Where the records below show the word "pressure" in a line, please copy that line.

[DATA SUPPLIED]
_ _ _

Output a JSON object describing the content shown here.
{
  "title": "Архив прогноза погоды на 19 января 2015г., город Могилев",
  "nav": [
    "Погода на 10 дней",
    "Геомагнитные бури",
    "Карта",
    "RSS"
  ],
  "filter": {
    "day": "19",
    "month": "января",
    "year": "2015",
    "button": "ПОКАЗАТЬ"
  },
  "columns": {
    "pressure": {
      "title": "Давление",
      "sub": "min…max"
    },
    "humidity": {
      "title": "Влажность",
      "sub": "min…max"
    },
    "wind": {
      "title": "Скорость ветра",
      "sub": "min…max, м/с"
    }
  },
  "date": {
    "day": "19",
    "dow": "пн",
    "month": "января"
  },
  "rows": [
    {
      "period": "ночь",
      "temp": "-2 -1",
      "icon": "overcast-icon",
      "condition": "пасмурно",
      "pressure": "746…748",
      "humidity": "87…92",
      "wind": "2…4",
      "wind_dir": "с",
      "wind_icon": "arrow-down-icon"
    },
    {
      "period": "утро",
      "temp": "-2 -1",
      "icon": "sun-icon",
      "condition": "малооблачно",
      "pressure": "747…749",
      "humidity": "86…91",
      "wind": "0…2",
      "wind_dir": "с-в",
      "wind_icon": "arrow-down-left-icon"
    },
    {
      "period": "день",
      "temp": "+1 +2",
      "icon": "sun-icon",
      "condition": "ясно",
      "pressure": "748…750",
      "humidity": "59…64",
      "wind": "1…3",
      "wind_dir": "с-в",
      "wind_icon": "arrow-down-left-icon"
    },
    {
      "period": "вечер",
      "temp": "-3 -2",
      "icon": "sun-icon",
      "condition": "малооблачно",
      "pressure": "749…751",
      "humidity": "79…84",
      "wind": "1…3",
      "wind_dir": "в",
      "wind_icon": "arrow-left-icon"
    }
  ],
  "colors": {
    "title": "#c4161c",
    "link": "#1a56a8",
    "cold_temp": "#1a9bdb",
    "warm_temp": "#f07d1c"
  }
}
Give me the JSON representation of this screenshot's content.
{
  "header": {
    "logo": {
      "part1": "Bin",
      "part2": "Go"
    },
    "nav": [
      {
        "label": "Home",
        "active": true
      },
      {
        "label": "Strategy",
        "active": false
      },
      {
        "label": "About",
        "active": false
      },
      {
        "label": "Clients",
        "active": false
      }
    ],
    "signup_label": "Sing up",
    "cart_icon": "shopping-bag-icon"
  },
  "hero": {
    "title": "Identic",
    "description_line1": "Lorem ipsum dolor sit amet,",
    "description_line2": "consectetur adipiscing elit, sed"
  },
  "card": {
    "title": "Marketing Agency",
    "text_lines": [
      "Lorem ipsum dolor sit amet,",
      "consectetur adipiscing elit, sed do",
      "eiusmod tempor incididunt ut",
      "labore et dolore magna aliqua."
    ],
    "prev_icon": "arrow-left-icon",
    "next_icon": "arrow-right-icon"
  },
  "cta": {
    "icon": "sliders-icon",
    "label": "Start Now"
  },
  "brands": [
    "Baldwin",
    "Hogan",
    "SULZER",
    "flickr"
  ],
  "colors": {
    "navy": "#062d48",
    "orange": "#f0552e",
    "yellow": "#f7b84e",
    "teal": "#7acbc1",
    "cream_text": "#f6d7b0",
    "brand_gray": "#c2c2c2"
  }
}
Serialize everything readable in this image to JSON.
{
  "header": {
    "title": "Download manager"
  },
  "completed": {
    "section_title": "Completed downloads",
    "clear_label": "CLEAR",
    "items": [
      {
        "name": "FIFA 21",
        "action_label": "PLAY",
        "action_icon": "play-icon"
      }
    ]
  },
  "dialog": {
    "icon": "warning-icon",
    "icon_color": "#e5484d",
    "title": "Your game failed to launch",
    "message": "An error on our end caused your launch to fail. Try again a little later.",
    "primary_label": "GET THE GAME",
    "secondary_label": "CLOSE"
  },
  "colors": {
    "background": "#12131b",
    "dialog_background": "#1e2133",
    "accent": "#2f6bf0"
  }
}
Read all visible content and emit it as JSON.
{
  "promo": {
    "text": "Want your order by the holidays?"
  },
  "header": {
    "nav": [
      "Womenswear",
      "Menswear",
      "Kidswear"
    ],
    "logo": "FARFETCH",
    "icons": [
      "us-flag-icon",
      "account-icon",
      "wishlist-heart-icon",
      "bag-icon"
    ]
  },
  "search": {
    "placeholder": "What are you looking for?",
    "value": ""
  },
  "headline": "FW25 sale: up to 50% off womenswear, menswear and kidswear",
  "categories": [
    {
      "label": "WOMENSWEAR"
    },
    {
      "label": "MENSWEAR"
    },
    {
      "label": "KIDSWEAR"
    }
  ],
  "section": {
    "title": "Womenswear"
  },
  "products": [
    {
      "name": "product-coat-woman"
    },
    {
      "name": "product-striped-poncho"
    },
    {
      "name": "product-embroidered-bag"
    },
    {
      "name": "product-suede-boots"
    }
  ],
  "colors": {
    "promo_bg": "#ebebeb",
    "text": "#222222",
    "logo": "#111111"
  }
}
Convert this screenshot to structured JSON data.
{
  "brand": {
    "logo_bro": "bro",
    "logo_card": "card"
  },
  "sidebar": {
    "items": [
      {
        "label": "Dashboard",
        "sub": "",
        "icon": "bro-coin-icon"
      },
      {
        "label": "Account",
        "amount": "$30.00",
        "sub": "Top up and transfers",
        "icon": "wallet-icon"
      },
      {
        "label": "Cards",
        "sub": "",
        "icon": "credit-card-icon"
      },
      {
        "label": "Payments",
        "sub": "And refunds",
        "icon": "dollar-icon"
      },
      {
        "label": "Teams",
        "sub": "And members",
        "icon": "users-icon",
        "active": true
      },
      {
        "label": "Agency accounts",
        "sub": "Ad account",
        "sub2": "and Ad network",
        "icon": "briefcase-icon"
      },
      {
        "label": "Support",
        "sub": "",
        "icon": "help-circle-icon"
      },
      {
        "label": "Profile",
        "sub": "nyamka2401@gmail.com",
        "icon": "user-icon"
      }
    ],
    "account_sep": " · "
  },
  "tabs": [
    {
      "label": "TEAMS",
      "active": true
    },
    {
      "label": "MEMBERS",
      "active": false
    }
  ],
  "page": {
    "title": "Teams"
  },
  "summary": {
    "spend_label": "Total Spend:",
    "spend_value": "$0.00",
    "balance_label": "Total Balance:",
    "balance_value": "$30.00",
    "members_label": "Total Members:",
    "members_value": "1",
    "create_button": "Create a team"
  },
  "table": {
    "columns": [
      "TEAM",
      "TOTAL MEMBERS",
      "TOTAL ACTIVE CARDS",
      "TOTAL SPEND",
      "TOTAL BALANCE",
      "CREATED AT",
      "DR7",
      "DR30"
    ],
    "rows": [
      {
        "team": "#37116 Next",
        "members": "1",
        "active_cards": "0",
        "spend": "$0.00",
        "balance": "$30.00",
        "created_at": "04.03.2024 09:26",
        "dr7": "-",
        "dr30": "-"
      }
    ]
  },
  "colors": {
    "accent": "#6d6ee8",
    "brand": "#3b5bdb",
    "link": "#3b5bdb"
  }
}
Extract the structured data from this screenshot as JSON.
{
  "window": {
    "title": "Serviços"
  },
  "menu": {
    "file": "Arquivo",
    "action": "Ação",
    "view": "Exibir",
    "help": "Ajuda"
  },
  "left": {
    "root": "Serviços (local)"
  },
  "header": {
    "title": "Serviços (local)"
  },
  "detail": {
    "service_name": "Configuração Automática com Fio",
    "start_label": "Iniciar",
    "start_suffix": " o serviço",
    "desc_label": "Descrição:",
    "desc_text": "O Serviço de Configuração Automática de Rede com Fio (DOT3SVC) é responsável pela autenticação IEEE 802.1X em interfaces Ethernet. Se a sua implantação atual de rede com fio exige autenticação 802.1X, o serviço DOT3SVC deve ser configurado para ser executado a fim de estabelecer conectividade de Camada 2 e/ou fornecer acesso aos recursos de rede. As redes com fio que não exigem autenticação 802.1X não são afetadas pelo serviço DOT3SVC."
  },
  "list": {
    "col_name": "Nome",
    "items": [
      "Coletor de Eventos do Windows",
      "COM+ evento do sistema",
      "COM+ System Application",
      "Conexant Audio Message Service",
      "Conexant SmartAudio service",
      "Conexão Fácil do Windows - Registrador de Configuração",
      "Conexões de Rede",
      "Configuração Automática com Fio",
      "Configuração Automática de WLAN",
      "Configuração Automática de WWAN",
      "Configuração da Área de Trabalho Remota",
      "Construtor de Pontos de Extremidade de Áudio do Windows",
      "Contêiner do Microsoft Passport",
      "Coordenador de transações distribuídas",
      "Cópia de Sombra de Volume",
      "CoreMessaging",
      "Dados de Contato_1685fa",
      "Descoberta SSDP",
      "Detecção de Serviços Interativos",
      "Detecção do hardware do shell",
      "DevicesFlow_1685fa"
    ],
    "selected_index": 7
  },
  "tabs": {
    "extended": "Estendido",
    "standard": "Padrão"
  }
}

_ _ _

[FINISHED TASK]
    "pressure": {
      "pressure": "746…748",
      "pressure": "747…749",
      "pressure": "748…750",
      "pressure": "749…751",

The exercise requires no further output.